Unequal economic growth shapes food systems. Nutrition problems incorporate inappropriate practices, so nutrition education is key to empowering consumers to choose healthy foods. However, increasing the accessibility of healthy diets is related to reducing the cost of nutritious foods. The accounting management of healthy nutrition should allow for optimal global decision-making. The evolution of scientific production and global research trends on this topic between 1968 and 2019 have been studied. Statistical and mathematical methods have been applied to 1738 documents from the Scopus database. The results provided data on the agents that participate in the development of the theme. Data reveal an exponential trend, especially in the previous decade, with more than 50% of scientific production. Future lines of research have been identified: investment in health systems; green label education; early impact of food insecurity; WIC (Women, Infants, and Children) nutrition education; food waste audit; and ecological footprint of food. The central contribution of the study has been to detect the main future directions of research, providing critical points that will allow us to identify the themes of future publications, in addition to providing an instrument for decision-making carried out by the research funding sponsors. Full article
Show Figures

Figure 1

Review

Jump to: Research

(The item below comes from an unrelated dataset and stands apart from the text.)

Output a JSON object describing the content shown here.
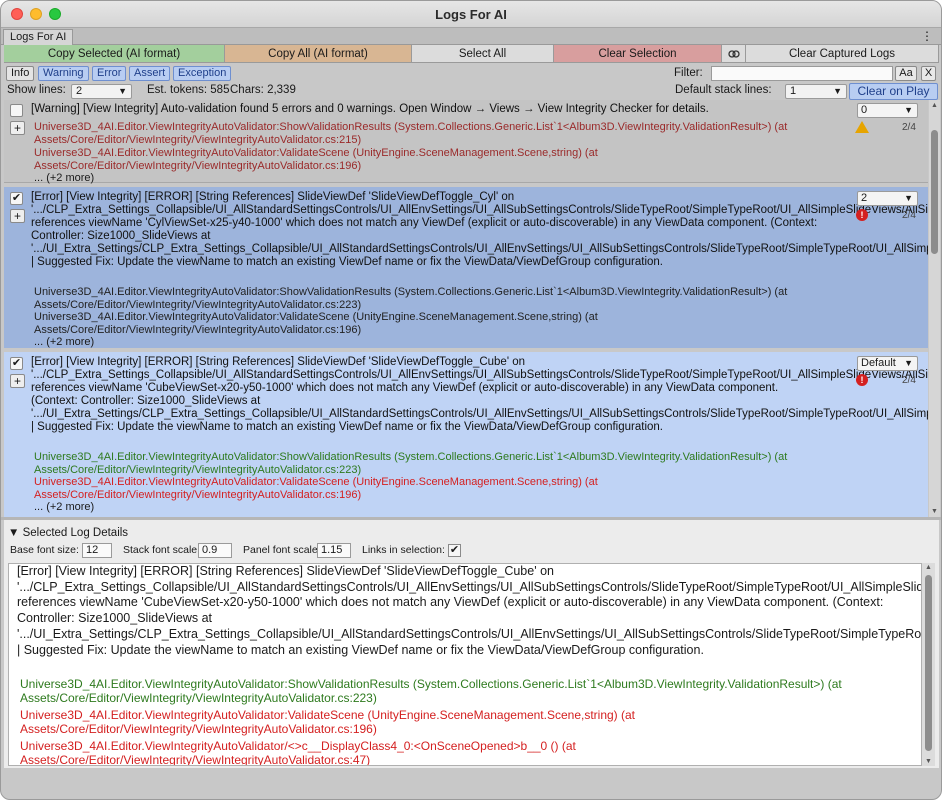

Review
Effects of Nutrition Education Interventions in Team Sport Players. A Systematic Review
Nutrients 2020, 12(12), 3664; https://0-doi-org.brum.beds.ac.uk/10.3390/nu12123664 - 28 Nov 2020
Cited by 1 | Viewed by 1549
Abstract
Considering nutrition education interventions have been frequently implemented in team sport athletes and have shown promising results, this study aimed to summarize the effects of nutrition education interventions on eating habits, nutrition knowledge, body composition, and physical performance in team sport athletes. A [...] Read more.
Considering nutrition education interventions have been frequently implemented in team sport athletes and have shown promising results, this study aimed to summarize the effects of nutrition education interventions on eating habits, nutrition knowledge, body composition, and physical performance in team sport athletes. A systematic review was conducted using the following databases: PubMed/MEDLINE, Web of Science and SPORTDiscus. A total of 14 studies met the inclusion criteria for the review. The methodological quality of included studies was evaluated, and each study was assessed according to the analyzed variables (i.e., eating habits, nutrition knowledge, body composition, and physical performance). Most studies showed improvements in or maintenance of variables used to indicate eating habits, nutrition knowledge, and body composition. However, limited studies examined the effect of nutrition education interventions on physical performance, with existing studies demonstrating disparate results. These findings suggest implementation of nutrition education interventions in team sport athletes could be an effective strategy to improve their eating habits, nutrition knowledge, and body composition. Due to the heterogeneity across the included studies regarding sport modality, competition level, age, and sex of the athletes investigated, as well as the intervention type adopted (i.e., online or face-to-face), it is difficult to establish optimal nutrition education interventions for each analyzed variable. Full article
Show Figures

Figure 1

Back to TopTop